Living on water is an idyllic lifestyle for many people across the world. It’s peaceful, tranquil and an ideal way to escape from the hustle and bustle of town or city living. With houseboats costing some owners just $6,000 to live in per year, the monetary benefits are pleasing to the owners too. When purchasing a houseboat, there are lots of things to take into consideration, including location, the air quality on the houseboat and how accessible the boat is to friends and family. The last thing you want when you get visitors is for an accident to occur.
The importance of accessibility
Owners of non-cruising houseboats have the luxury of spending time making the entrance to their home safe while still looking great. Any homeowner, understandably, wants their home to look aesthetically pleasing and eye-catching, but the main thing on your mind should be safety and accessibility before beauty. Accessibility is important in all walks of live. Construction workers and builders have to take care and ensure they follow ADA guidelines when constructing a driveway, and it’s just as important for houseboat owners to make their property accessible and safe for all members of society, including young children, the elderly and those who are disabled.
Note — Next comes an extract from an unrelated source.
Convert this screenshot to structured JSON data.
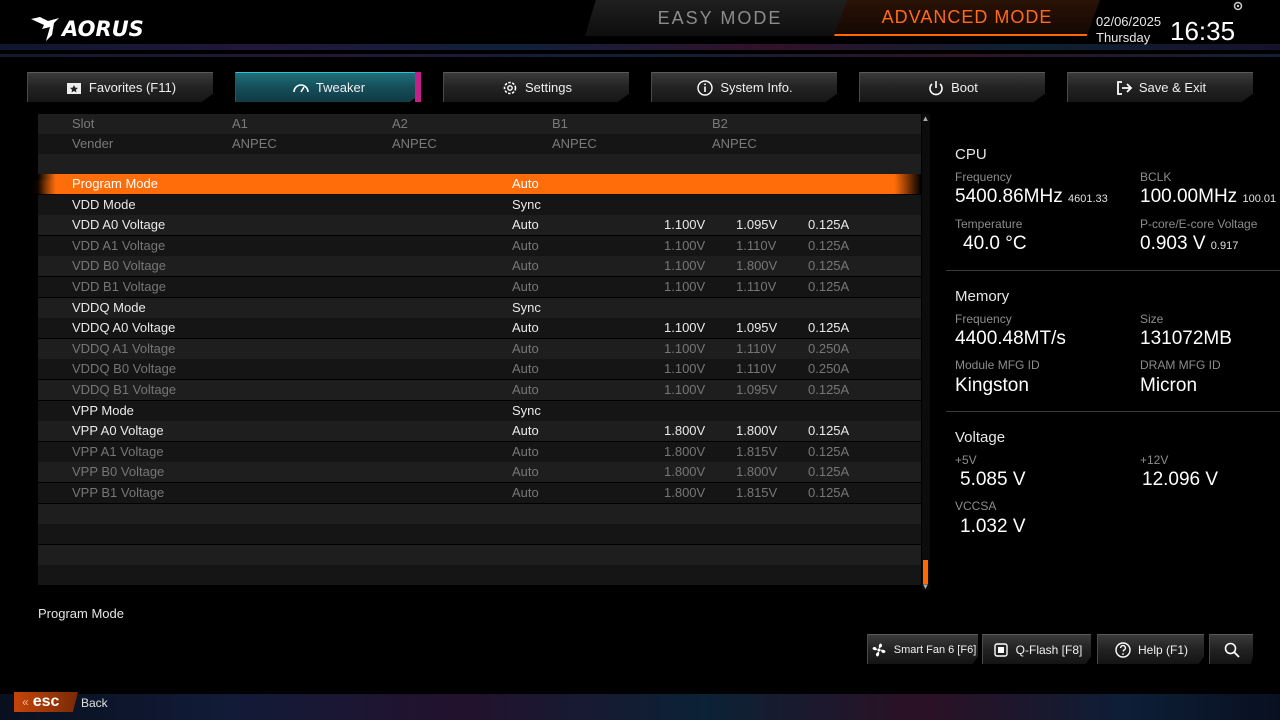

When living on water, it’s inevitable that water will find its way onto the pathway directly outside your home. This could be simple rain water or water from the river where your houseboat is moored. To prevent any slips or falls, keep a mop handy to clean up any large puddles and it’s worth investing in a wet floor sign to remind visitors, who may not be used to a houseboat environment, to take care when approaching. Sensible footwear is also recommended to keep you sturdy on your feet when coming and going to your houseboat.
Keep it basic
If your houseboat is static, it’s tempting to liven the surroundings and pathway to the boat with lots of knick-knacks and flower arrangements to give it a real sense of life. Of course, there is nothing wrong with this, however, you should ensure that ornaments aren’t a trip hazard and that plant pots are kept to one side, overhanging branches are trimmed back and dead flower heads are removed to prevent them from falling to the ground, getting wet and becoming slippery.
For houseboats that frequently travel, every stop you take should be assessed for its safety and accessibility. Avoid mooring next to muddy banks where it will prove difficult to get on and off your houseboat without injury. Instead, opt for locations where you can freely see where and what you will be stepping onto and where it’s not too overcrowded by people and other houseboats.
By following some simple tips, houseboat owners can be sure that the pathway to their homes is safe and accessible to all.